WHAT THE TASK ASKS. Although the entries contain pictures, copy only their text, exactly as written.

(Interface dataset entries)
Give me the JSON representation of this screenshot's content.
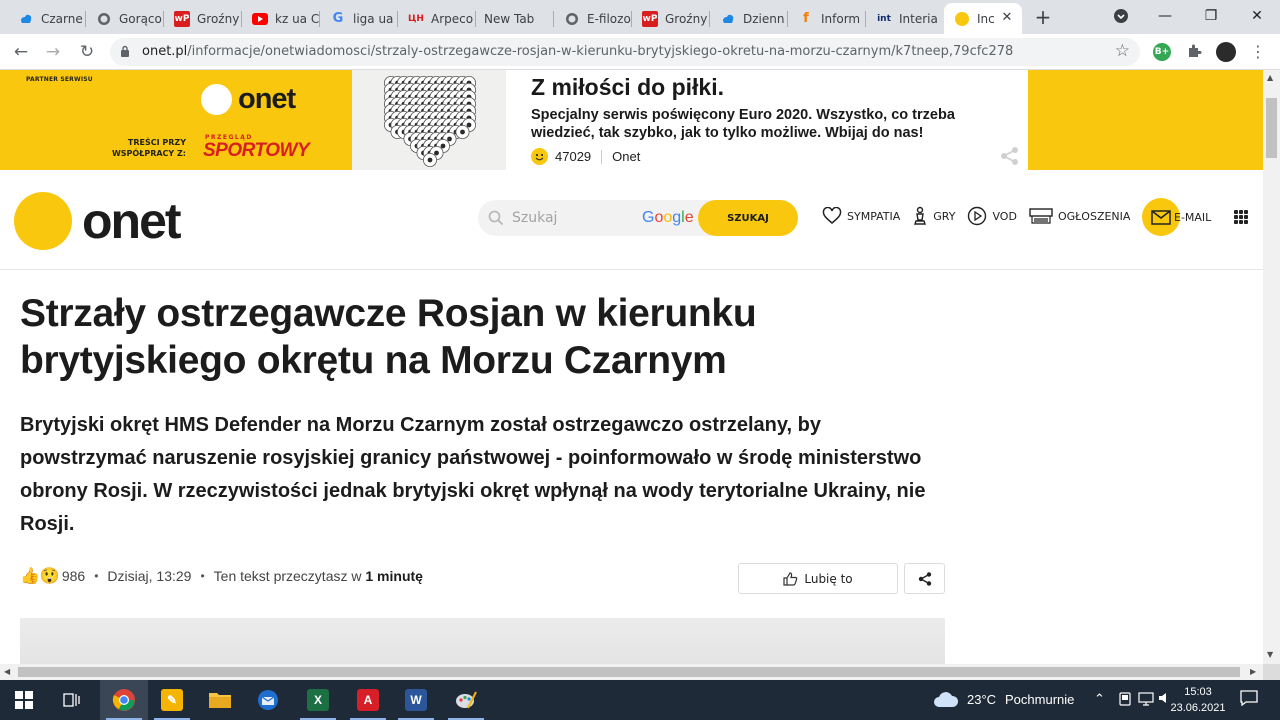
{
  "browser": {
    "tabs": [
      {
        "title": "Czarne",
        "icon": "cloud-paw-icon"
      },
      {
        "title": "Gorąco",
        "icon": "globe-icon"
      },
      {
        "title": "Groźny",
        "icon": "wp-icon"
      },
      {
        "title": "kz ua C",
        "icon": "youtube-icon"
      },
      {
        "title": "liga ua",
        "icon": "google-icon"
      },
      {
        "title": "Arpeco",
        "icon": "cn-icon"
      },
      {
        "title": "New Tab",
        "icon": "none"
      },
      {
        "title": "E-filozo",
        "icon": "globe-icon"
      },
      {
        "title": "Groźny",
        "icon": "wp-icon"
      },
      {
        "title": "Dzienn",
        "icon": "cloud-paw-icon"
      },
      {
        "title": "Inform",
        "icon": "f-icon"
      },
      {
        "title": "Interia",
        "icon": "int-icon"
      },
      {
        "title": "Inc",
        "icon": "onet-dot-icon",
        "active": true
      }
    ],
    "url_host": "onet.pl",
    "url_path": "/informacje/onetwiadomosci/strzaly-ostrzegawcze-rosjan-w-kierunku-brytyjskiego-okretu-na-morzu-czarnym/k7tneep,79cfc278",
    "extension_badge": "B+"
  },
  "banner": {
    "partner_label": "PARTNER SERWISU",
    "logo_text": "onet",
    "partnership_label": "TREŚCI PRZY WSPÓŁPRACY Z:",
    "partner_brand_top": "PRZEGLĄD",
    "partner_brand": "SPORTOWY",
    "headline": "Z miłości do piłki.",
    "description": "Specjalny serwis poświęcony Euro 2020. Wszystko, co trzeba wiedzieć, tak szybko, jak to tylko możliwe. Wbijaj do nas!",
    "reactions": "47029",
    "source": "Onet"
  },
  "header": {
    "logo_text": "onet",
    "search_placeholder": "Szukaj",
    "google_label": "Google",
    "search_button": "SZUKAJ",
    "nav": [
      {
        "label": "SYMPATIA",
        "icon": "heart-icon"
      },
      {
        "label": "GRY",
        "icon": "chess-icon"
      },
      {
        "label": "VOD",
        "icon": "play-icon"
      },
      {
        "label": "OGŁOSZENIA",
        "icon": "register-icon"
      }
    ],
    "mail_label": "E-MAIL"
  },
  "article": {
    "title": "Strzały ostrzegawcze Rosjan w kierunku brytyjskiego okrętu na Morzu Czarnym",
    "lead": "Brytyjski okręt HMS Defender na Morzu Czarnym został ostrzegawczo ostrzelany, by powstrzymać naruszenie rosyjskiej granicy państwowej - poinformowało w środę ministerstwo obrony Rosji. W rzeczywistości jednak brytyjski okręt wpłynął na wody terytorialne Ukrainy, nie Rosji.",
    "reactions_count": "986",
    "date": "Dzisiaj, 13:29",
    "read_time_prefix": "Ten tekst przeczytasz w",
    "read_time": "1 minutę",
    "like_label": "Lubię to"
  },
  "taskbar": {
    "weather_temp": "23°C",
    "weather_desc": "Pochmurnie",
    "time": "15:03",
    "date": "23.06.2021"
  },
  "colors": {
    "onet_yellow": "#f9c80e",
    "taskbar": "#1f2a38",
    "tabstrip": "#dee1e6"
  }
}
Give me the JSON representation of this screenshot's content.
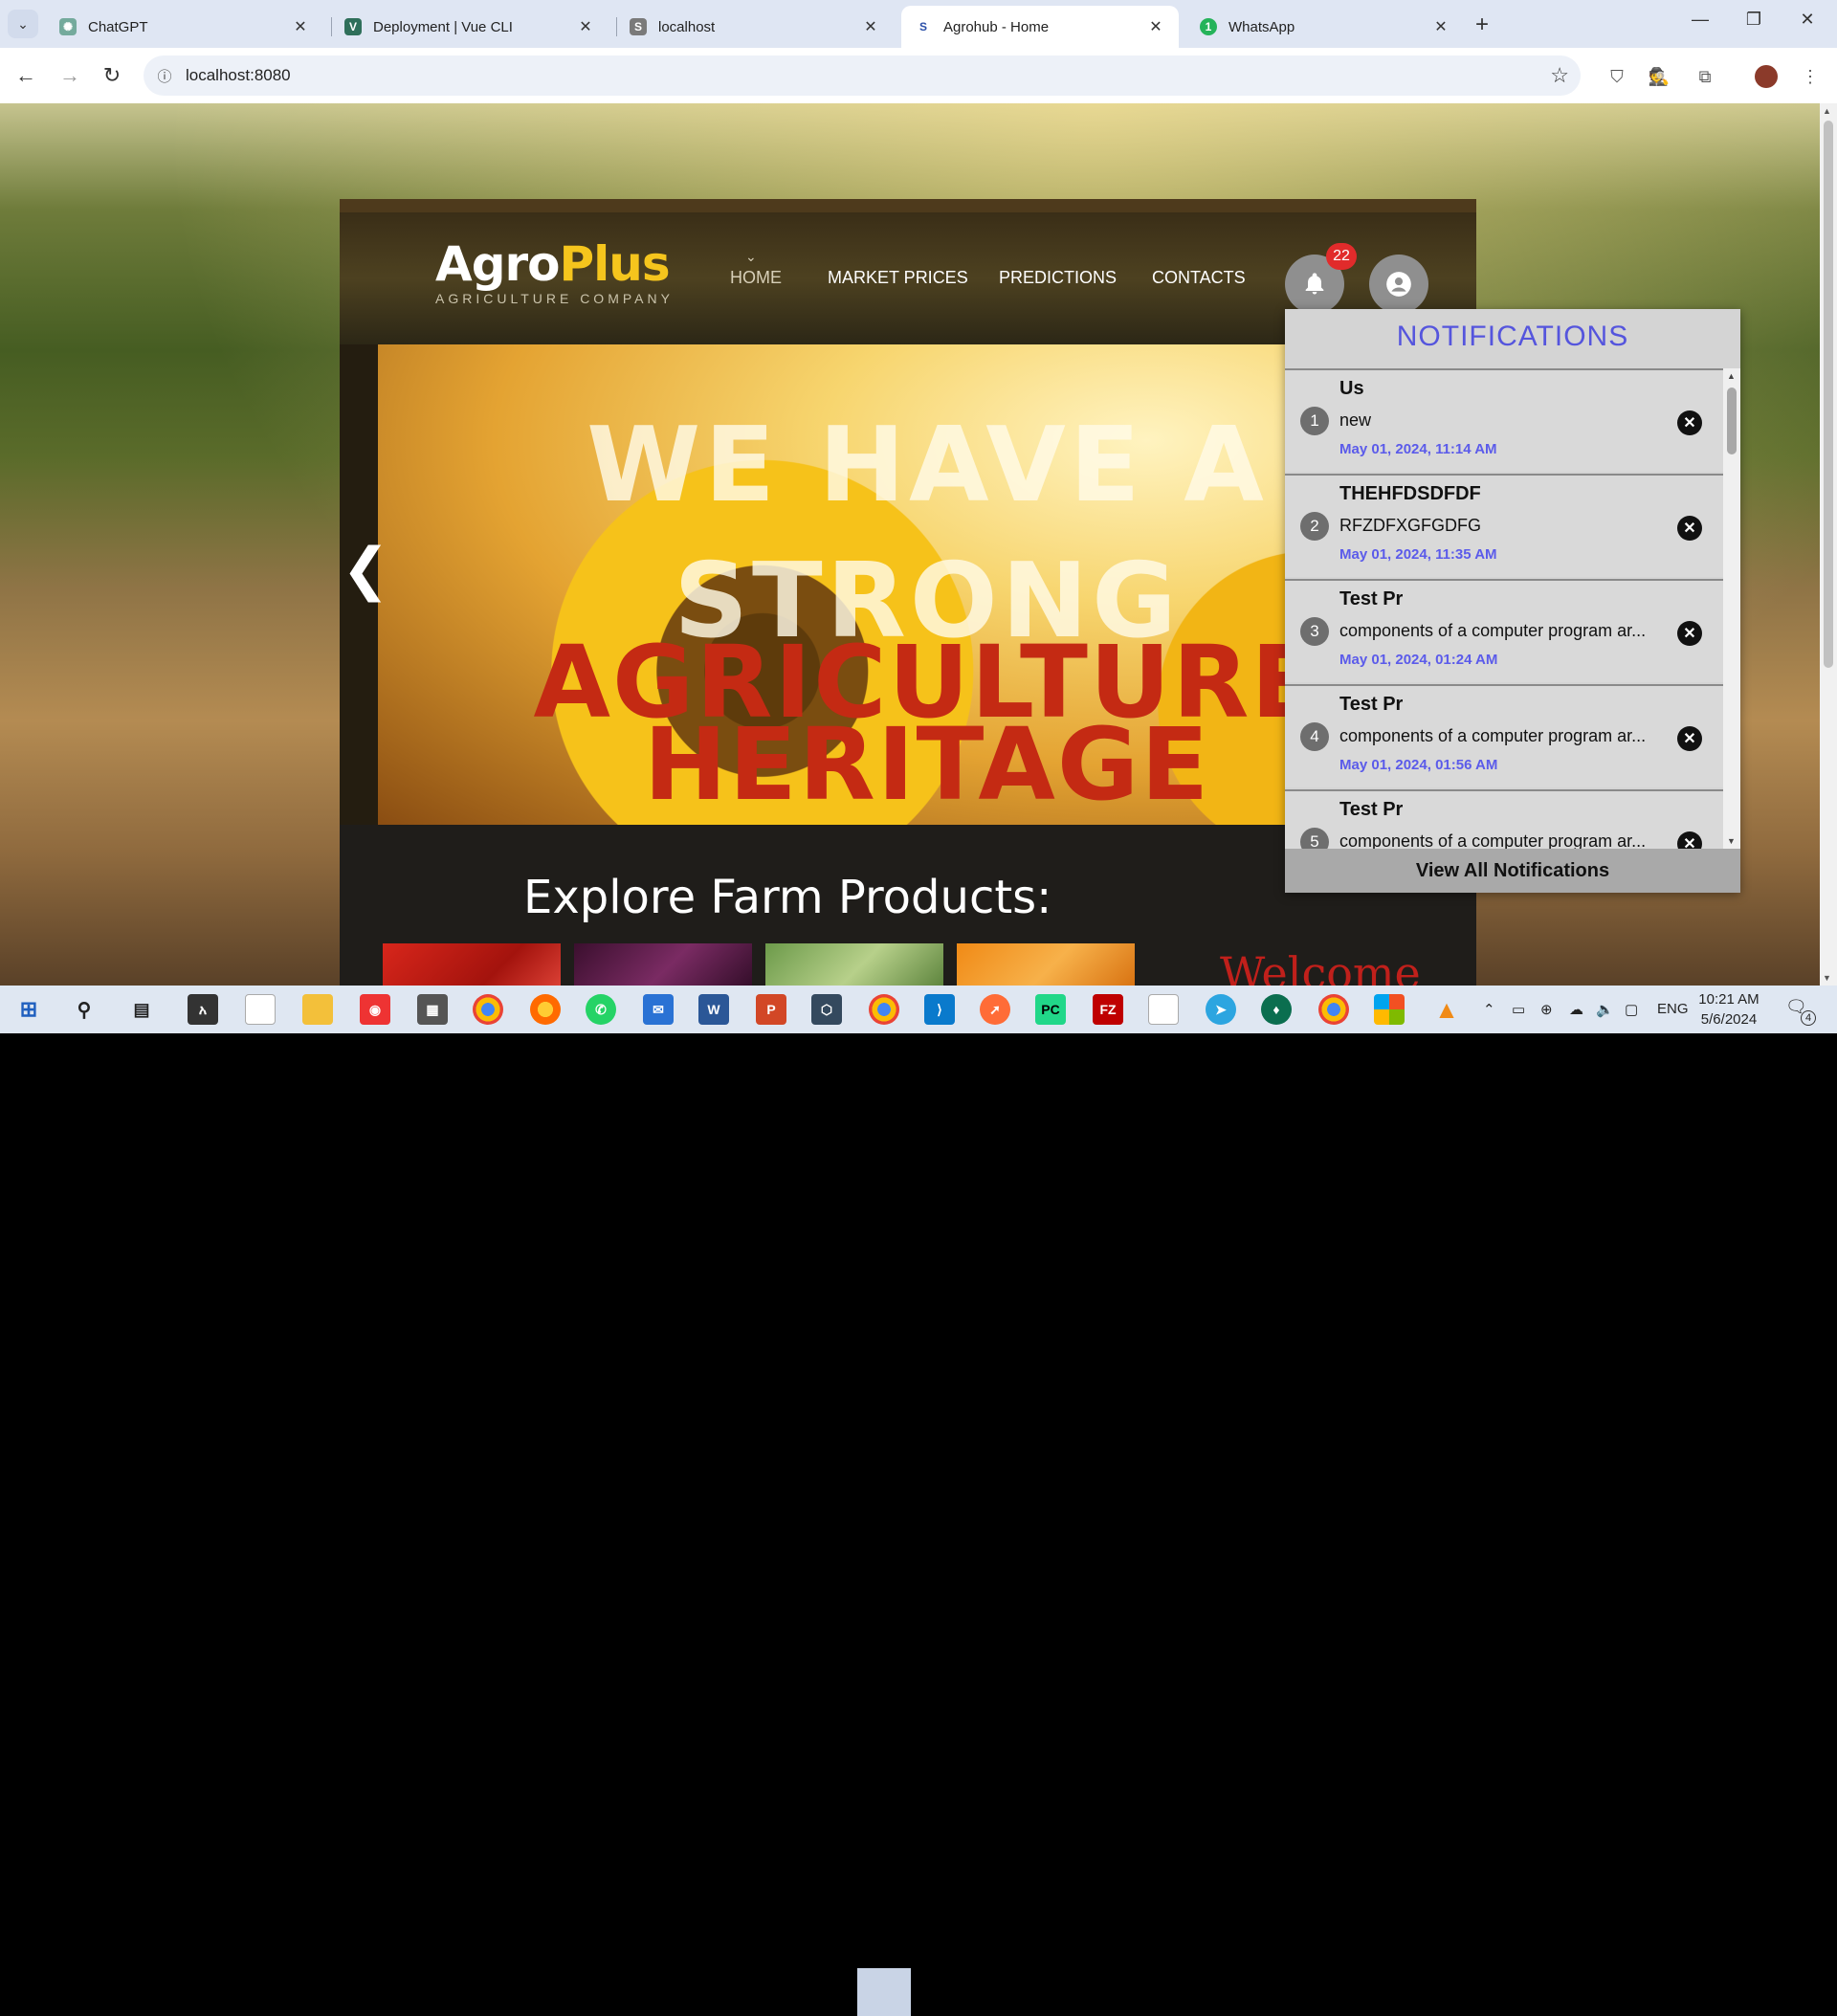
{
  "browser": {
    "tabs": [
      {
        "title": "ChatGPT",
        "icon": "chatgpt-favicon"
      },
      {
        "title": "Deployment | Vue CLI",
        "icon": "vue-favicon"
      },
      {
        "title": "localhost",
        "icon": "site-favicon"
      },
      {
        "title": "Agrohub - Home",
        "icon": "site-favicon",
        "active": true
      },
      {
        "title": "WhatsApp",
        "icon": "whatsapp-favicon",
        "badge": "1"
      }
    ],
    "url": "localhost:8080"
  },
  "site": {
    "logo": {
      "main_a": "Agro",
      "main_b": "Plus",
      "subtitle": "AGRICULTURE COMPANY"
    },
    "nav": [
      {
        "label": "HOME",
        "current": true
      },
      {
        "label": "MARKET PRICES"
      },
      {
        "label": "PREDICTIONS"
      },
      {
        "label": "CONTACTS"
      }
    ],
    "notification_badge": "22",
    "hero": {
      "line1": "WE HAVE A",
      "line2": "STRONG",
      "line3": "AGRICULTURE",
      "line4": "HERITAGE",
      "prev_arrow": "❮"
    },
    "explore_title": "Explore Farm Products:",
    "welcome": "Welcome"
  },
  "notifications": {
    "title": "NOTIFICATIONS",
    "items": [
      {
        "num": "1",
        "title": "Us",
        "body": "new",
        "time": "May 01, 2024, 11:14 AM"
      },
      {
        "num": "2",
        "title": "THEHFDSDFDF",
        "body": "RFZDFXGFGDFG",
        "time": "May 01, 2024, 11:35 AM"
      },
      {
        "num": "3",
        "title": "Test Pr",
        "body": "components of a computer program ar...",
        "time": "May 01, 2024, 01:24 AM"
      },
      {
        "num": "4",
        "title": "Test Pr",
        "body": "components of a computer program ar...",
        "time": "May 01, 2024, 01:56 AM"
      },
      {
        "num": "5",
        "title": "Test Pr",
        "body": "components of a computer program ar...",
        "time": ""
      }
    ],
    "view_all": "View All Notifications"
  },
  "taskbar": {
    "language": "ENG",
    "time": "10:21 AM",
    "date": "5/6/2024",
    "notification_count": "4"
  },
  "colors": {
    "accent_blue": "#5b5bea",
    "badge_red": "#e12b2b",
    "logo_yellow": "#f5c51d",
    "hero_red": "#c42a13"
  }
}
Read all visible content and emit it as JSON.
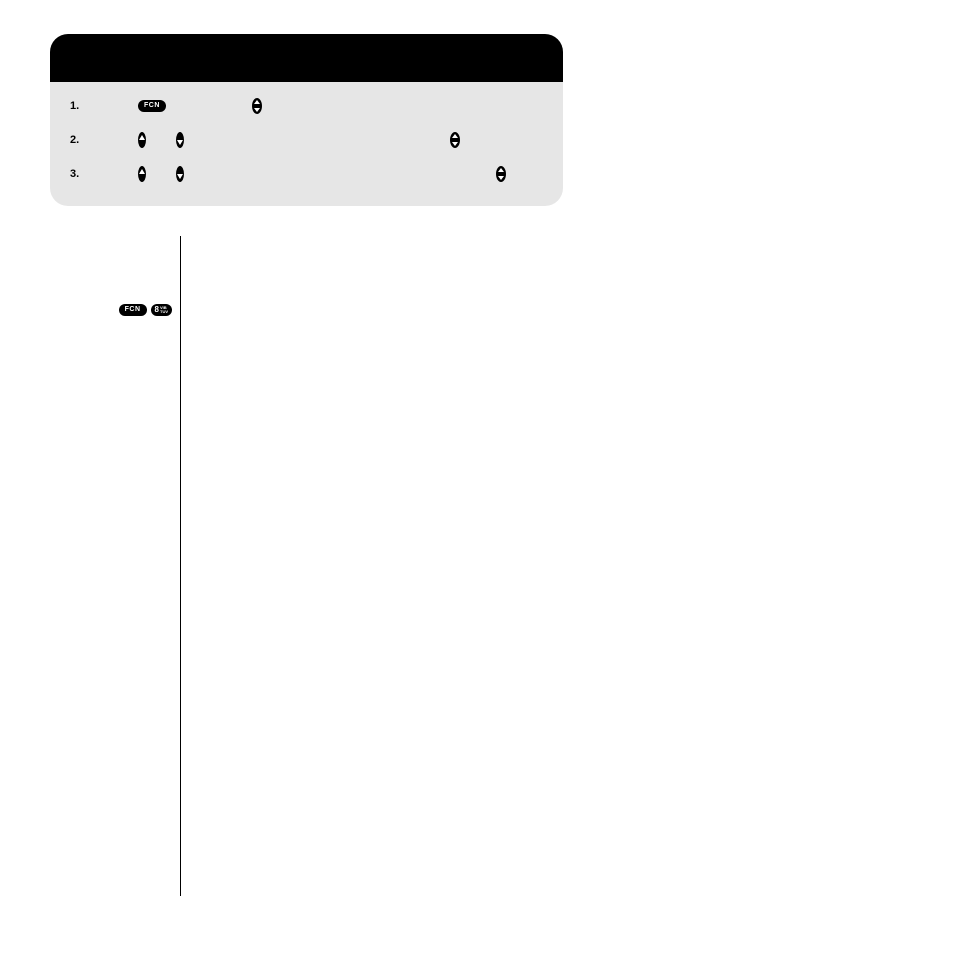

FINISHED TASK.
Give me the JSON representation of this screenshot's content.
{
  "browser": {
    "tabs": [
      {
        "title": "Czarne",
        "icon": "cloud-paw-icon"
      },
      {
        "title": "Gorąco",
        "icon": "globe-icon"
      },
      {
        "title": "Groźny",
        "icon": "wp-icon"
      },
      {
        "title": "kz ua C",
        "icon": "youtube-icon"
      },
      {
        "title": "liga ua",
        "icon": "google-icon"
      },
      {
        "title": "Arpeco",
        "icon": "cn-icon"
      },
      {
        "title": "New Tab",
        "icon": "none"
      },
      {
        "title": "E-filozo",
        "icon": "globe-icon"
      },
      {
        "title": "Groźny",
        "icon": "wp-icon"
      },
      {
        "title": "Dzienn",
        "icon": "cloud-paw-icon"
      },
      {
        "title": "Inform",
        "icon": "f-icon"
      },
      {
        "title": "Interia",
        "icon": "int-icon"
      },
      {
        "title": "Inc",
        "icon": "onet-dot-icon",
        "active": true
      }
    ],
    "url_host": "onet.pl",
    "url_path": "/informacje/onetwiadomosci/strzaly-ostrzegawcze-rosjan-w-kierunku-brytyjskiego-okretu-na-morzu-czarnym/k7tneep,79cfc278",
    "extension_badge": "B+"
  },
  "banner": {
    "partner_label": "PARTNER SERWISU",
    "logo_text": "onet",
    "partnership_label": "TREŚCI PRZY WSPÓŁPRACY Z:",
    "partner_brand_top": "PRZEGLĄD",
    "partner_brand": "SPORTOWY",
    "headline": "Z miłości do piłki.",
    "description": "Specjalny serwis poświęcony Euro 2020. Wszystko, co trzeba wiedzieć, tak szybko, jak to tylko możliwe. Wbijaj do nas!",
    "reactions": "47029",
    "source": "Onet"
  },
  "header": {
    "logo_text": "onet",
    "search_placeholder": "Szukaj",
    "google_label": "Google",
    "search_button": "SZUKAJ",
    "nav": [
      {
        "label": "SYMPATIA",
        "icon": "heart-icon"
      },
      {
        "label": "GRY",
        "icon": "chess-icon"
      },
      {
        "label": "VOD",
        "icon": "play-icon"
      },
      {
        "label": "OGŁOSZENIA",
        "icon": "register-icon"
      }
    ],
    "mail_label": "E-MAIL"
  },
  "article": {
    "title": "Strzały ostrzegawcze Rosjan w kierunku brytyjskiego okrętu na Morzu Czarnym",
    "lead": "Brytyjski okręt HMS Defender na Morzu Czarnym został ostrzegawczo ostrzelany, by powstrzymać naruszenie rosyjskiej granicy państwowej - poinformowało w środę ministerstwo obrony Rosji. W rzeczywistości jednak brytyjski okręt wpłynął na wody terytorialne Ukrainy, nie Rosji.",
    "reactions_count": "986",
    "date": "Dzisiaj, 13:29",
    "read_time_prefix": "Ten tekst przeczytasz w",
    "read_time": "1 minutę",
    "like_label": "Lubię to"
  },
  "taskbar": {
    "weather_temp": "23°C",
    "weather_desc": "Pochmurnie",
    "time": "15:03",
    "date": "23.06.2021"
  },
  "colors": {
    "onet_yellow": "#f9c80e",
    "taskbar": "#1f2a38",
    "tabstrip": "#dee1e6"
  }
}
Give me the JSON representation of this screenshot's content.
{
  "browser": {
    "tabs": [
      {
        "title": "ChatGPT",
        "icon": "chatgpt-favicon"
      },
      {
        "title": "Deployment | Vue CLI",
        "icon": "vue-favicon"
      },
      {
        "title": "localhost",
        "icon": "site-favicon"
      },
      {
        "title": "Agrohub - Home",
        "icon": "site-favicon",
        "active": true
      },
      {
        "title": "WhatsApp",
        "icon": "whatsapp-favicon",
        "badge": "1"
      }
    ],
    "url": "localhost:8080"
  },
  "site": {
    "logo": {
      "main_a": "Agro",
      "main_b": "Plus",
      "subtitle": "AGRICULTURE COMPANY"
    },
    "nav": [
      {
        "label": "HOME",
        "current": true
      },
      {
        "label": "MARKET PRICES"
      },
      {
        "label": "PREDICTIONS"
      },
      {
        "label": "CONTACTS"
      }
    ],
    "notification_badge": "22",
    "hero": {
      "line1": "WE HAVE A",
      "line2": "STRONG",
      "line3": "AGRICULTURE",
      "line4": "HERITAGE",
      "prev_arrow": "❮"
    },
    "explore_title": "Explore Farm Products:",
    "welcome": "Welcome"
  },
  "notifications": {
    "title": "NOTIFICATIONS",
    "items": [
      {
        "num": "1",
        "title": "Us",
        "body": "new",
        "time": "May 01, 2024, 11:14 AM"
      },
      {
        "num": "2",
        "title": "THEHFDSDFDF",
        "body": "RFZDFXGFGDFG",
        "time": "May 01, 2024, 11:35 AM"
      },
      {
        "num": "3",
        "title": "Test Pr",
        "body": "components of a computer program ar...",
        "time": "May 01, 2024, 01:24 AM"
      },
      {
        "num": "4",
        "title": "Test Pr",
        "body": "components of a computer program ar...",
        "time": "May 01, 2024, 01:56 AM"
      },
      {
        "num": "5",
        "title": "Test Pr",
        "body": "components of a computer program ar...",
        "time": ""
      }
    ],
    "view_all": "View All Notifications"
  },
  "taskbar": {
    "language": "ENG",
    "time": "10:21 AM",
    "date": "5/6/2024",
    "notification_count": "4"
  },
  "colors": {
    "accent_blue": "#5b5bea",
    "badge_red": "#e12b2b",
    "logo_yellow": "#f5c51d",
    "hero_red": "#c42a13"
  }
}
Read all visible content and emit it as JSON.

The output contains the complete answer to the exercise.